  • Inspiring the organization
  • Setting a vision
  • Training or teaching important lessons
  • Defining culture and values
  • Garnering organizational buy-in
  • Leading change

What’s Your Story?

story3In a past post we shared some simple yet powerful insight on the power of storytelling. Among other things, stories are much more memorable when compared to selling presentations or lectures, and they often inspire others to take action!

During the selling process, the ideal times to incorporate a story are when trying to reinforce the value proposition or when addressing a concern or objection. Stories area also an excellent way to engage an audience when making presentations.

But it is also important for sales professionals and sales leaders to recognize that a poorly-told story can have the opposite effect!
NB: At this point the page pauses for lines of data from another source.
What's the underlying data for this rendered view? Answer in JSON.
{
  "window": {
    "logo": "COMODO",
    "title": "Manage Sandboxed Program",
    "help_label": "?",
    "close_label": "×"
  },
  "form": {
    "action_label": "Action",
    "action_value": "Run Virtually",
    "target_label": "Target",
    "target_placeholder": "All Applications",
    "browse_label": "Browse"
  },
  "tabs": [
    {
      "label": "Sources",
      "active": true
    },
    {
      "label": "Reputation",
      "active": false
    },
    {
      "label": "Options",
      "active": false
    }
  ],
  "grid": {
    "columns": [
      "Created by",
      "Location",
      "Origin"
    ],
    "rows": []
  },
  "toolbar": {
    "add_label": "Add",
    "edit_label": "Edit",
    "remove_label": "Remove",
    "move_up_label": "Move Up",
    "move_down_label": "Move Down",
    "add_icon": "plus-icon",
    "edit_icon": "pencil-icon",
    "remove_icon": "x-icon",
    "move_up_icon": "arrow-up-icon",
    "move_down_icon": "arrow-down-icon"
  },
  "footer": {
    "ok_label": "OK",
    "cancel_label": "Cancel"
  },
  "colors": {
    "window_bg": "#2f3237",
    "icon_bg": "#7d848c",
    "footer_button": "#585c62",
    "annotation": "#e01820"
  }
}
Here are six guidelines for crafting and telling the most compelling stories when engaged in selling or making a presentation:

  1. Start with a character your audience can relate to. Make your ideal customer the hero of your story.
  2. Set the stage. One quality of a bad story or storyteller is the feeling that you being subjected to pointless rambling.
  3. Establish conflict. You can’t have an interesting story without conflict.
  4. Foreshadow.  Foreshadowing is a simple technique of hinting at what is to come, thus building suspense and value.
  5. Use dialog. Stories are about people, and people talk. This can enable us to vary tone and “voice” during presentations as well.
  6. Keep it interactive. Use receptivity tests or rhetorical questions to keep the audience engaged.

Read the full article…